A Journey Through Mexico’s Cenotes
We (myself, the hubby and 2 awesome adventure seeking friends) decided on a Xenotes Oasis Maya Tour where we visited 5 different Cenotes and got to do different activities in each one. We got picked up at our hotel early in the morning, and on the drive our guide Adrian, mentioned the road to the Cenotes would be bumpy. Well, that was the understatement of the week! It felt like really bad turbulence but on the ground instead of up in the sky. I’m ok with that though. If you get sick easily, Dramamine might be a good thing to take before hand. Once we arrived at Lu ‘um, our first Cenote of the day, we were outfitted with life vests, helmets & a climbing harness. And then the adventure began…
HERE ARE THE 5 CENOTES WE VISITED:

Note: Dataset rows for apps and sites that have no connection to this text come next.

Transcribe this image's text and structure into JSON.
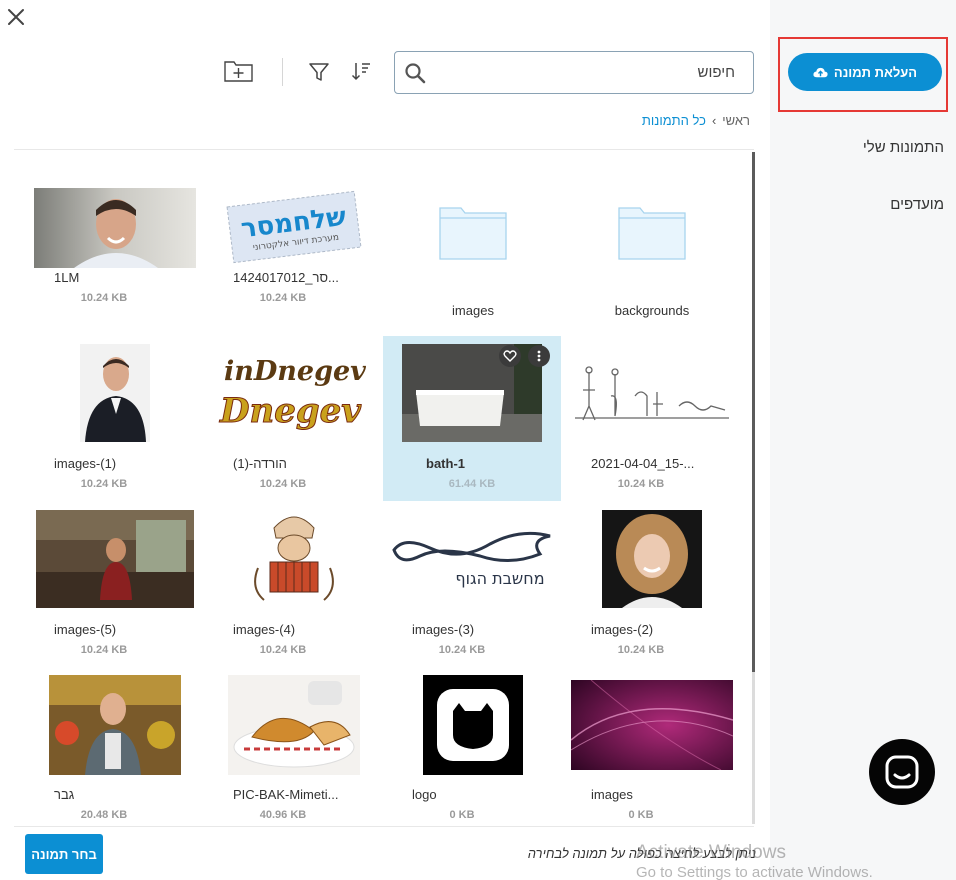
{
  "sidebar": {
    "upload_label": "העלאת תמונה",
    "items": [
      {
        "label": "התמונות שלי"
      },
      {
        "label": "מועדפים"
      }
    ]
  },
  "toolbar": {
    "search_placeholder": "חיפוש"
  },
  "breadcrumb": {
    "root": "ראשי",
    "separator": "›",
    "current": "כל התמונות"
  },
  "files": [
    {
      "name": "1LM",
      "size": "10.24 KB",
      "kind": "image",
      "icon": "portrait-man-smiling"
    },
    {
      "name": "1424017012_סר...",
      "size": "10.24 KB",
      "kind": "image",
      "icon": "shelachmeser-logo"
    },
    {
      "name": "images",
      "kind": "folder",
      "icon": "folder-icon"
    },
    {
      "name": "backgrounds",
      "kind": "folder",
      "icon": "folder-icon"
    },
    {
      "name": "images-(1)",
      "size": "10.24 KB",
      "kind": "image",
      "icon": "portrait-man-suit"
    },
    {
      "name": "הורדה-(1)",
      "size": "10.24 KB",
      "kind": "image",
      "icon": "indnegev-logo"
    },
    {
      "name": "bath-1",
      "size": "61.44 KB",
      "kind": "image",
      "selected": true,
      "icon": "bathtub-photo"
    },
    {
      "name": "2021-04-04_15-...",
      "size": "10.24 KB",
      "kind": "image",
      "icon": "sketch-figures"
    },
    {
      "name": "images-(5)",
      "size": "10.24 KB",
      "kind": "image",
      "icon": "kitchen-photo"
    },
    {
      "name": "images-(4)",
      "size": "10.24 KB",
      "kind": "image",
      "icon": "accordion-illustration"
    },
    {
      "name": "images-(3)",
      "size": "10.24 KB",
      "kind": "image",
      "icon": "body-thinking-logo"
    },
    {
      "name": "images-(2)",
      "size": "10.24 KB",
      "kind": "image",
      "icon": "portrait-woman-curly"
    },
    {
      "name": "גבר",
      "size": "20.48 KB",
      "kind": "image",
      "icon": "man-phone-market"
    },
    {
      "name": "PIC-BAK-Mimeti...",
      "size": "40.96 KB",
      "kind": "image",
      "icon": "croissant-photo"
    },
    {
      "name": "logo",
      "size": "0 KB",
      "kind": "image",
      "icon": "cat-logo"
    },
    {
      "name": "images",
      "size": "0 KB",
      "kind": "image",
      "icon": "pink-abstract"
    }
  ],
  "breadcrumb_logo": {
    "shelach_text": "שלחמסר",
    "shelach_sub": "מערכת דיוור אלקטרוני",
    "indnegev_top": "inDnegev",
    "indnegev_bottom": "Dnegev",
    "body_logo_text": "מחשבת הגוף"
  },
  "footer": {
    "choose_label": "בחר תמונה",
    "hint": "ניתן לבצע לחיצה כפולה על תמונה לבחירה"
  },
  "watermark": {
    "line1": "Activate Windows",
    "line2": "Go to Settings to activate Windows."
  },
  "colors": {
    "accent": "#0c8fd3",
    "selected_bg": "#d2ebf5",
    "highlight_border": "#e53935"
  }
}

- Cenote Lu ‘um (Tierra) means earth in Mayan. We repelled down into the dark abyss and straight into fresh (but cold) water. This Cenote was the darkest of all five that we visited during the tour, as it was a beautiful underground sinkhole with a narrow opening at the top, since much of the limestone roof was still mostly intact. We were also able to climb up on part of the bedrock inside the Cenote and jump back in the water, while the rest of the group repelled down the small opening at the top, probably 50 feet above us. For a similar experience right here in Florida, check out Devil’s Den Springs.
- Cenote K’iin (Sol) means sun. Kayaking in this beautiful, open Cenote was incredible. K’iin looked more like a fresh water river through mountains because it was completely open over head, flanked by large trees hanging over the sides of the rock walls. That usually means it’s a very ancient Cenote, and the entire rock roof has collapsed.
- Cenote Ha’ (Agua) means water. Snorkeling was fun, but the visibility at this Cenote wasn’t particularly great. I guess we are a little spoiled with the fresh water springs we have here in Florida, which have amazing visibility year round. Regardless, it felt great swimming and floating in the cold water.
- Cenote Iik’ (Viento) means Wind/Air. We got to zip line into the water at this Cenote and it was awesome! You could zip line down in different ways, like seating, upside down spider man style, half standing and more. So many options to splash into the water! OHHHOO
- Cenote K’aak’ (Fuego) means Fire. At this Cenote we had the chance to zip line, go down a slide AND cliff jump. Say Whaaat?? The Cliff jumping was my favorite part of course. It was the perfect way to end our tour on a high note.
After the first Cenote, we were offered a light continental breakfast with assorted pastries, whole apples, bananas, coffee & Mexican home made hot chocolate, which was delicious. TIP: If you like a big breakfast in the morning, you might want to grab your eggs & bacon before hand. But then again, do you really want a heavy American style breakfast right before physical activity? Think about it. Lunch was served after Cenote #4 and it was a selection of a cold cuts sandwich buffet accompanied by potato salad, green salad and it also included unlimited coronas and red wine! Every Cenote we visited had changing and restroom facilities.
We did bring our go pros of course, but honestly the Tour photographer captured so many great shots that would not have been possible from our perspective. The photo package per couple was a little pricey but worth it, hence the majority of the photos on this post are by Xenotes Oasis Maya Tour‘s photography crew unless otherwise stated or watermarked. Gina was our group’s photographer and the photo package was $70 per couple *This is not a sponsored post. We loved the tour and would highly recommend Xenotes Oasis Maya Tour Company. They were very organized, friendly and accommodating. And if Spanish isn’t your forte, don’t worry, they speak English.